> **Task prompt**
In the records below, find each line with "PictureFlow" and copy it.

(Interface dataset entries)
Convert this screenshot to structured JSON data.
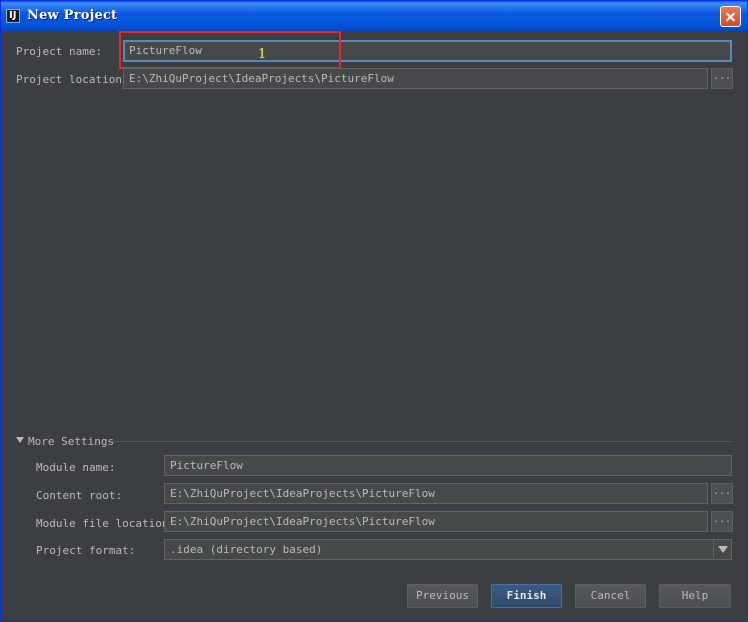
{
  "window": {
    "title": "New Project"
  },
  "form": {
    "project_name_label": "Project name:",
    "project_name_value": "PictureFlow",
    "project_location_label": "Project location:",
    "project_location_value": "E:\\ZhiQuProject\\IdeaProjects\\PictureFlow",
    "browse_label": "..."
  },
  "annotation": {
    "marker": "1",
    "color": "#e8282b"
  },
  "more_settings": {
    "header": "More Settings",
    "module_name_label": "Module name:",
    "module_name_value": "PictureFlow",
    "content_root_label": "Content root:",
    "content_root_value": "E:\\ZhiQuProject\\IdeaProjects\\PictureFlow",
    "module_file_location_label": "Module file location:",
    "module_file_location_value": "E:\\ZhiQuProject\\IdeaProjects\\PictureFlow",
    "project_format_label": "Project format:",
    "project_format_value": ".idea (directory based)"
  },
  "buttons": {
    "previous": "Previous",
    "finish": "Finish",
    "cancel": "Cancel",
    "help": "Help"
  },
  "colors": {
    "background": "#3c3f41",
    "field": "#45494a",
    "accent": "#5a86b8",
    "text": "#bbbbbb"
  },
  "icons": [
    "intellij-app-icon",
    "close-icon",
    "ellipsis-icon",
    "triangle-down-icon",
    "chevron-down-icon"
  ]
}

> **Answer below**
    "project_name_value": "PictureFlow",
    "project_location_value": "E:\\ZhiQuProject\\IdeaProjects\\PictureFlow",
    "module_name_value": "PictureFlow",
    "content_root_value": "E:\\ZhiQuProject\\IdeaProjects\\PictureFlow",
    "module_file_location_value": "E:\\ZhiQuProject\\IdeaProjects\\PictureFlow",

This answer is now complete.